WORKING DATA below:

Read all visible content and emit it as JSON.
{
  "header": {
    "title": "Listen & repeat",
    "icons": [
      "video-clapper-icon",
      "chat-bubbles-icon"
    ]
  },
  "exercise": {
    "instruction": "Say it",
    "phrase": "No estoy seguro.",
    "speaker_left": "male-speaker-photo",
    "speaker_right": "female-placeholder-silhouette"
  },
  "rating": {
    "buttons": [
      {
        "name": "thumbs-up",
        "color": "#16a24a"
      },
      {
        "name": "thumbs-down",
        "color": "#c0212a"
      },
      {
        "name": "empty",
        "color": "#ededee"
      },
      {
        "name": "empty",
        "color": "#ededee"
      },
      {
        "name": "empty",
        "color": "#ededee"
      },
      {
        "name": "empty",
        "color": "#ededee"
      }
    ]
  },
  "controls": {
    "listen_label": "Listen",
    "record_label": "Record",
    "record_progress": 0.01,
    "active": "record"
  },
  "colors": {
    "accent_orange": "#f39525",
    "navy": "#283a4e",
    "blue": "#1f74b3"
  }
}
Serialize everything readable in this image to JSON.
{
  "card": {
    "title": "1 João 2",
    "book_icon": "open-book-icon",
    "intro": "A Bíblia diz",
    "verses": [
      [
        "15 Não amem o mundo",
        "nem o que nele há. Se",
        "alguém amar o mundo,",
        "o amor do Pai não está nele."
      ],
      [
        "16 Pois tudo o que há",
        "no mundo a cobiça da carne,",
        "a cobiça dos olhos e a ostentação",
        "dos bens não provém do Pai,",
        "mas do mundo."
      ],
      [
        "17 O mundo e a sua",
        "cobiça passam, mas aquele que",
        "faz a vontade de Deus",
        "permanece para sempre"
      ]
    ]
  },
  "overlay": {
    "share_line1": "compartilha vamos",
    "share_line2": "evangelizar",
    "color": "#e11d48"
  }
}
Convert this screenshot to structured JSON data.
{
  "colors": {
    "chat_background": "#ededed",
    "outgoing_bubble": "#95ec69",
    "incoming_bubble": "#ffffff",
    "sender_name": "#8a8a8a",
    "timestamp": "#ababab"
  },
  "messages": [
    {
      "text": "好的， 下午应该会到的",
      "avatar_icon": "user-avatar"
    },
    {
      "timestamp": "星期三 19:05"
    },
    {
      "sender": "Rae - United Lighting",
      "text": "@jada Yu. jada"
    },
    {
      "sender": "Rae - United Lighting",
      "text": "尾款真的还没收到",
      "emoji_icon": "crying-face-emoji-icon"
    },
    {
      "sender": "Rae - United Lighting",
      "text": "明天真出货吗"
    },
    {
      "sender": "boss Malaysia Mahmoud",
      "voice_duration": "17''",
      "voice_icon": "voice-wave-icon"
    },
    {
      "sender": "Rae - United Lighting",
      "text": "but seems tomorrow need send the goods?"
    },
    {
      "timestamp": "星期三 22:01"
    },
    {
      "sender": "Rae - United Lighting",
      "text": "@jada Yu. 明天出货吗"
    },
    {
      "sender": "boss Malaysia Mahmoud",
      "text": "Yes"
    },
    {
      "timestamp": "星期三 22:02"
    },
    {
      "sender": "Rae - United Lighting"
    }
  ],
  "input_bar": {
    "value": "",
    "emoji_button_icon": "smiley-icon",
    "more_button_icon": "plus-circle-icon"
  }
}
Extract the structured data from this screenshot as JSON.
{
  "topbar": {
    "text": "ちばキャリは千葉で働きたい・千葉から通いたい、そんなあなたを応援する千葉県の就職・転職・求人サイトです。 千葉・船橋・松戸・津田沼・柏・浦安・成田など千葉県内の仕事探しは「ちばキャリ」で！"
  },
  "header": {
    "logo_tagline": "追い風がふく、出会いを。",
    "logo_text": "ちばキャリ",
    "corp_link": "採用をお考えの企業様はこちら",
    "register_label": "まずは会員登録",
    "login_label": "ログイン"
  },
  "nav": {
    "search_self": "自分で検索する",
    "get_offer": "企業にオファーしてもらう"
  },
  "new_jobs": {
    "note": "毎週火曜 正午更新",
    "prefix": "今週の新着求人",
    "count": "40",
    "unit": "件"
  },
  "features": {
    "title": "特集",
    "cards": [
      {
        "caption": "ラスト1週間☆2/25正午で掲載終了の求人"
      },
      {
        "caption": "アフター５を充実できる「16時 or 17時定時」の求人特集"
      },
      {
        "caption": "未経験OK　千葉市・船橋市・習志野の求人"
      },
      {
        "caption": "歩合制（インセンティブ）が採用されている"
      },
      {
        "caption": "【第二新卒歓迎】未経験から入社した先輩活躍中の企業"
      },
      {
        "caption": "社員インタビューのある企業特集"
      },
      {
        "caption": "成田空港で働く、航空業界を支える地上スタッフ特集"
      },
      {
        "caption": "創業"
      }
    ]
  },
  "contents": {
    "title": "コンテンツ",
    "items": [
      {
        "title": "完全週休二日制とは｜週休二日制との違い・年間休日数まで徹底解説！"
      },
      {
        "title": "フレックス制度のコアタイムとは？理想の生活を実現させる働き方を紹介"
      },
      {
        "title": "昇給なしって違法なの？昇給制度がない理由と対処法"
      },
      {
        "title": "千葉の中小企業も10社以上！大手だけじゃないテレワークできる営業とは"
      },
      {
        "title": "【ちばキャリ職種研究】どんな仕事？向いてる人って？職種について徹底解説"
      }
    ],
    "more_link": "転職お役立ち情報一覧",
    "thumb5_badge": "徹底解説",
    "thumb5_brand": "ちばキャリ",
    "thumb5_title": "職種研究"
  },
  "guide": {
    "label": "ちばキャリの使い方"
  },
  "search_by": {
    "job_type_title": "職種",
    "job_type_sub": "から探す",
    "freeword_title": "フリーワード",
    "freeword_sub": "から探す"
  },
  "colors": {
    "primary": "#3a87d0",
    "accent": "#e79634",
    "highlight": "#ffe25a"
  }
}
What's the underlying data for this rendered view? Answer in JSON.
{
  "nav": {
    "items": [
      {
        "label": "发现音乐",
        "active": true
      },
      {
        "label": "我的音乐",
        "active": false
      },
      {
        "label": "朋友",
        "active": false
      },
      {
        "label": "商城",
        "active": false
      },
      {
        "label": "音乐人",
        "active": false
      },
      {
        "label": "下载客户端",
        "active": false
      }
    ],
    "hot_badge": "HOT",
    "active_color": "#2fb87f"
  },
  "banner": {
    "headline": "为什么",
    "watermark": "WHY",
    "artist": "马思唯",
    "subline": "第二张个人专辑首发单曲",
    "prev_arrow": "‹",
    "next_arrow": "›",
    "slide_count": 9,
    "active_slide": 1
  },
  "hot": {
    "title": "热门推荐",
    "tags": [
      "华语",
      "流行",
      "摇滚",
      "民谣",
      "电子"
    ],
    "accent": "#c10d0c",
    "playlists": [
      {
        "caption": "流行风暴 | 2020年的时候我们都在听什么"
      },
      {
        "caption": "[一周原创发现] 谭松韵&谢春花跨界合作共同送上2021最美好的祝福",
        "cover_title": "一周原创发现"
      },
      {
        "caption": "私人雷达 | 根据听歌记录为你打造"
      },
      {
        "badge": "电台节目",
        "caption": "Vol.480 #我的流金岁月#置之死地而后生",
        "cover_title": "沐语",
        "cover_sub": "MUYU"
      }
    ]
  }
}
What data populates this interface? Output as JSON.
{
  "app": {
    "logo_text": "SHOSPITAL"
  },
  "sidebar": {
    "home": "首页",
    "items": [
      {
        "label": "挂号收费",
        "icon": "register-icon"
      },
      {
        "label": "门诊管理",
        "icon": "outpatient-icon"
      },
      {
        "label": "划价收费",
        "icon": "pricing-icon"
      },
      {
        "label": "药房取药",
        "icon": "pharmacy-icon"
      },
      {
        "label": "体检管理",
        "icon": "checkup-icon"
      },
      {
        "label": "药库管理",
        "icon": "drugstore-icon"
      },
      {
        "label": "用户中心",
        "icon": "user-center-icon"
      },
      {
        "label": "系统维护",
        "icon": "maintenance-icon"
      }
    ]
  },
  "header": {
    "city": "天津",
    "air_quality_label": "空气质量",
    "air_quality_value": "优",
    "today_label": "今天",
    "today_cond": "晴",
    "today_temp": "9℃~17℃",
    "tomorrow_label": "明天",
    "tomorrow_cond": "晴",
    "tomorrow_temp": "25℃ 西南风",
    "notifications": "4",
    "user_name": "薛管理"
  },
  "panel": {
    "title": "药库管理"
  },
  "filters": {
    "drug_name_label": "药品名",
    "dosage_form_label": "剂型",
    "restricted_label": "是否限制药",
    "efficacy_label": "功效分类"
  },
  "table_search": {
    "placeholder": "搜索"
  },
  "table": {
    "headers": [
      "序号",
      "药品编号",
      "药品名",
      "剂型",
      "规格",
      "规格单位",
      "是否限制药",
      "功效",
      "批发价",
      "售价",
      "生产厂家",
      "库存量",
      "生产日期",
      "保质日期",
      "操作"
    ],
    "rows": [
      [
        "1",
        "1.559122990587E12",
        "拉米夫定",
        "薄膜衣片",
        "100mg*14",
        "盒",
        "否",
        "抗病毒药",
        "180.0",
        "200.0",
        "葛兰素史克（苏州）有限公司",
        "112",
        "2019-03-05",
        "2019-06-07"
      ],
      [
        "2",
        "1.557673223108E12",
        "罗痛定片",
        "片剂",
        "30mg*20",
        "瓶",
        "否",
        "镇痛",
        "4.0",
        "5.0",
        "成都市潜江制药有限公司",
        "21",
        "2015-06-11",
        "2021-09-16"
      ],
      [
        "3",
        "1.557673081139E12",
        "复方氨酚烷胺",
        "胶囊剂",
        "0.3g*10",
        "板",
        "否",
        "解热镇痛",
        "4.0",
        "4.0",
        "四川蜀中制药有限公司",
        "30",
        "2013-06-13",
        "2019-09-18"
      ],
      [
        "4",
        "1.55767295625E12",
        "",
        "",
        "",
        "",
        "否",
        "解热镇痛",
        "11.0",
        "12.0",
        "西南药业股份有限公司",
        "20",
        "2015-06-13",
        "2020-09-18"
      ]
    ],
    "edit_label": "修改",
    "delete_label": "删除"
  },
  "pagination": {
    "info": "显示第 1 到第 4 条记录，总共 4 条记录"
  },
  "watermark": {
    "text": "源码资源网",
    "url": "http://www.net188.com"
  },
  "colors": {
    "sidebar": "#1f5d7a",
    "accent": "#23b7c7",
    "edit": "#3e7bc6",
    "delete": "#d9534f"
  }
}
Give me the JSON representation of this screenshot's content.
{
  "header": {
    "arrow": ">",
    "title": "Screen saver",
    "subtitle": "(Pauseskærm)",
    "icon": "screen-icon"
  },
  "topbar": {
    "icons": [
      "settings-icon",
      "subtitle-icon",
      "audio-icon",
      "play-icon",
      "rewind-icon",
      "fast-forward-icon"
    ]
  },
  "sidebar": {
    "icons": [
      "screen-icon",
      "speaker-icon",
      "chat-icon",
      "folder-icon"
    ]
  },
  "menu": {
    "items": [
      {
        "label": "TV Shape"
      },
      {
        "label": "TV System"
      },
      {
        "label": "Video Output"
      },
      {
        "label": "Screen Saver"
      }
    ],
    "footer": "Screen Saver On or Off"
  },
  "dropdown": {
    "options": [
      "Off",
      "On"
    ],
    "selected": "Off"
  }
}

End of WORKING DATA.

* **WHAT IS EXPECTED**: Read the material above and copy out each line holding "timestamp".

* **SOLUTION TO THE PROBLEM**:
    "timestamp": "#ababab"
      "timestamp": "星期三 19:05"
      "timestamp": "星期三 22:01"
      "timestamp": "星期三 22:02"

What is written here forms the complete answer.